The branch of economics that examines the economics behavior of aggregates- income, employment, output, and so on-on a national scale.
An approach to economics that seeks to understand behavior and the operation of systems without making judgments. It describes what exists and how it works.
An approach to economics that analyzes outcomes of economic behavior, evaluates them as good or bad, and may prescribe courses of action.
The compilation of data that describe phenomena and facts.
A statement or set of related statements about cause and effect, action and reaction.
A formal statement of a theory, usually a mathematical statement of a presumed relationship between two or more variables.
A measure that can change from time to time or from observation to observation.
The principle that irrelevant detail should be cut away.
ceteris paribus, or all else equal
A device used to analyze the relationship between two variables while the values of other variables are held unchanged.
post hoc, ergo propter hoc
Literally, "after this (in time), therefore because of this." A common error made in thinking about causation: If Event A happens before Event B, it is not necessarily true that A caused B.
Fallacy of composition
The erroneous belief that what is true for a part is necessarily true for the whole.
The collection and use of data to test economic theories.
In economics, allocative efficiency.

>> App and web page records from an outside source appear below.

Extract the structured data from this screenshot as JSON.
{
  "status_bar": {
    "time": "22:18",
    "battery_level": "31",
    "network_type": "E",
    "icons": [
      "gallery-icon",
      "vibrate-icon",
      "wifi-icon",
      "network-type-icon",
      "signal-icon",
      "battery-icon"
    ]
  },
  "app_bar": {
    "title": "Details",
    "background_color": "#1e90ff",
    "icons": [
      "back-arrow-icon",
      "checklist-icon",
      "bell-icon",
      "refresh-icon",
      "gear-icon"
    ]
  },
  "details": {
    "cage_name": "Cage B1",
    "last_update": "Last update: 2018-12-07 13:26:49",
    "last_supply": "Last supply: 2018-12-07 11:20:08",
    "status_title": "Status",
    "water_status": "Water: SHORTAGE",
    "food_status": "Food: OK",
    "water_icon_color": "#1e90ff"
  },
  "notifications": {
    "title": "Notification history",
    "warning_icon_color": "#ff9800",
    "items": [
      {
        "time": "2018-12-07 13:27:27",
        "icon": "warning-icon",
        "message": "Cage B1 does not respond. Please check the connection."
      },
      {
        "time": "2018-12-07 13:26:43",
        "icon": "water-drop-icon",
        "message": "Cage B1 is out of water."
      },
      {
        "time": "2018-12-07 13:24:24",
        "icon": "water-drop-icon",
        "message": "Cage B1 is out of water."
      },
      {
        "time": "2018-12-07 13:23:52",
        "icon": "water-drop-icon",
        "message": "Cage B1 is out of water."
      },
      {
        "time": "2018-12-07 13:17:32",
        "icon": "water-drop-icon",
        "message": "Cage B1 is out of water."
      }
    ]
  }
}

An efficient economy is one that produces what people want at the least possible cost.
An increase in the total output of an economy.
A condition in which national output is grawing steadily, with low inflation and full employment of resources.
Theory of comparative advantage
Ricardo's theory that specialization and free trade will benefit all trading parties, even those that may be "absolutely" more efficient producers.
A producer has an absolute advantage over another in the production of a good or service if he or she can produce that product using fewer resources.
A producer has a compartive advantage over another in the production of a good or service if he or she can produce that product at a lower opportunity cost.
Goods produced for present consumption.
The process of using resources to produce new capital.
Production possibility frontier
A graph that shows all the combinations of goods and services that can be produced if all of society's resources are used efficiently.
Marginal rate of transformation
The slope of the production possiblility frontier.
An increase in the total output of an economy. It occurs when a society acquires new resources or when it learns to produce more using existing resources.
An economy in which a central government either directly or indirectly sets output targets, incomes, and prices.
French: "allow [them] to do." An economy in which individual people and firms pursue their own self-interest without any central direction or regulation.
The idea that consumers ultimately dictate what will be produced (or not produced) by choosing what to purchase (and what not to purchase).
The freedom of individuals to start and operate private businesses in search of profits.
An organization that transforms resources (inputs) into products (outputs). Firms are the primary producing units in a market economy.
The consuming units in an economy.
Product or output markets
The markets in which goods and services are exchanged.
Input or factor markets
The markets in which the resources used to produce goods and services are exchanged.
The input/factor market in which households supply work for wages to firms that demand labor.
The input/factor market in which households supply their savings, for interest or for claims to future profits, to firms that demand funds to buy capital goods.
The input/factor market in which households supply land or other real property in exchange for rent.
Factors of production
The inputs into the production process. Land, labor and capital are the three key factors of production.